The highly contagious Omicron subvariant BA.5 now accounts for about 54.5 percent of COVID-19 cases in the U.S. — double the rate of two weeks ago, according to data released Tuesday, July 5 by the CDC. Its close relative, BA.4, accounts for about 16 percent of cases. Tweet this.
People who become infected two or more times with COVID-19 are more than twice as likely to die and three times as likely to be hospitalized within six months of their last infection, according to a first-of-its-kind study. The study, which is based on the health records of more than 5.6 million people treated in the VA Health System, found that people with multiple infections had higher risks for lung and heart problems, fatigue, digestive and kidney disorders, diabetes, and neurological problems. Tweet this.
A single individual earning $30,000 with ACA health insurance would see annual premiums rise by $1,320 if Congress does not extend the ACA subsidies now scheduled to end in December. A family of 4 with $60,000 income would face a premium hike of $2,650/year.
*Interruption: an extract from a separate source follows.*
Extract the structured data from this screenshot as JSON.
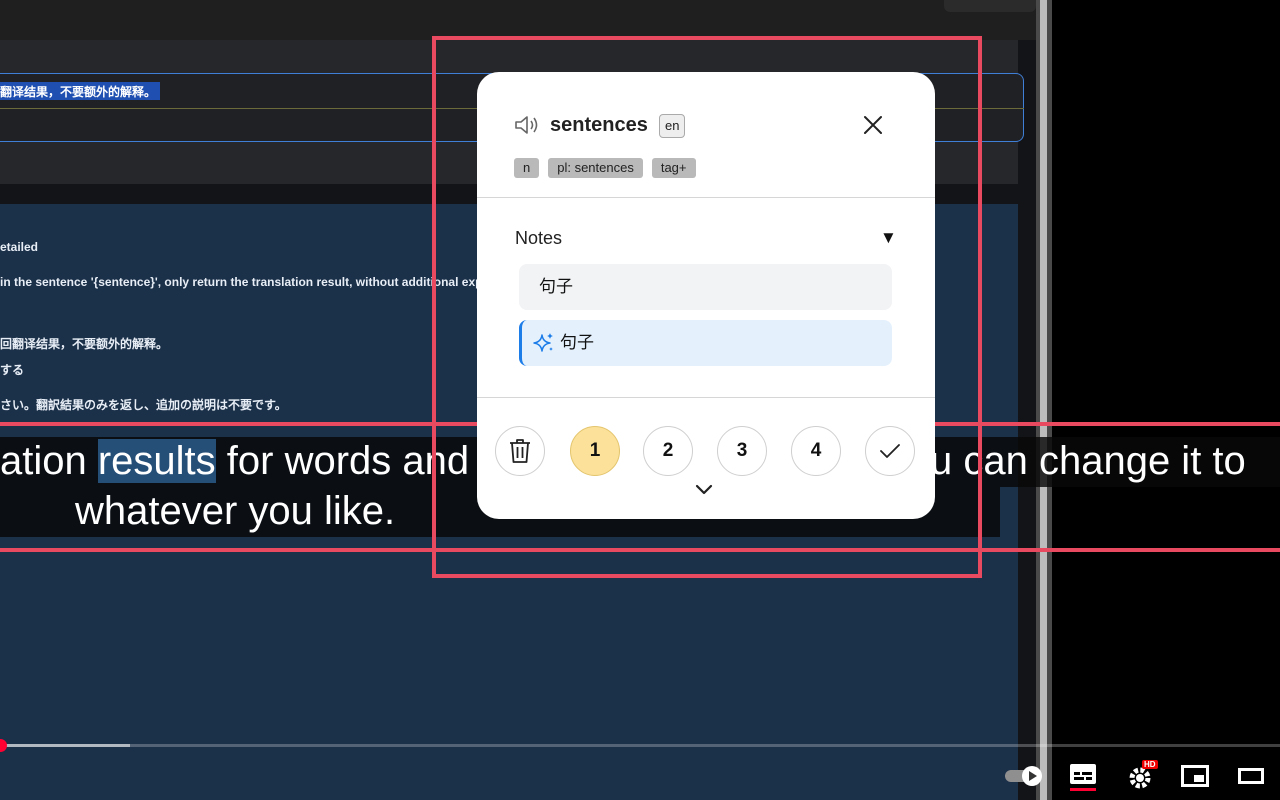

According to the Center on Budget and Policy Priorities, the large majority of the 14.5 million people who signed up for marketplace coverage this year will either lose coverage altogether or face much higher premiums in 2023. Tweet this.
At least 2.2 million poor adults have no access to health insurance because they live in 12 states that have refused to expand Medicaid. That includes 800,000 poor women of reproductive age, disproportionately women of color. The maternal mortality ratefor non-Hispanic Black women is 2.9x the rate for non-Hispanic White women. Tweet this.
13.7 million/4.6 million
An estimated 13.7 million Americans were behind in rent or mortgage payments in early June, up 7 percent from April. Of these, 4.6 million adults report they are “somewhat likely” or “very likely” to lose their homes in the next two months, a 32 percent increase from early April.
Every $100 increase in median rent is associated with a 9 percent increase in homelessness, a 2020 study by the U.S. Government Accountability Office found. And the private sector firm Redfin reports that the national median rent rose to a record $2,002 in May 2022, up 15 percent from $1,738 a year ago.
1 in 8
COVID-19 was the third leading cause of death in the U.S. in 2020 and 2021, according to a new study. One in eight lives lost were to the virus – only heart disease and cancer claimed more. And COVID-19 indirectly contributed to other causes of deaths, including heart attacks and strokes, because it discouraged some Americans from seeking treatment.
A new study finds that people infected with COVID-19 who have received two or three vaccine shots are much less likely to develop symptoms of long COVID – it found that 30 percent of patients with one vaccination developed such symptoms; 17.4 percent with two vaccinations developed symptoms; and 16 percent of patients receiving a third shot developed symptoms.
More than four out of every five public schools reported that COVID-19 has taken a toll on student behavior and social-emotional development, according to a study released on Wednesday, July 6. And more than 70 percent of 846 public schools surveyed said they had seen a rise in chronic student absenteeism, and about half of schools reported increased acts of disrespect towards teachers and staff.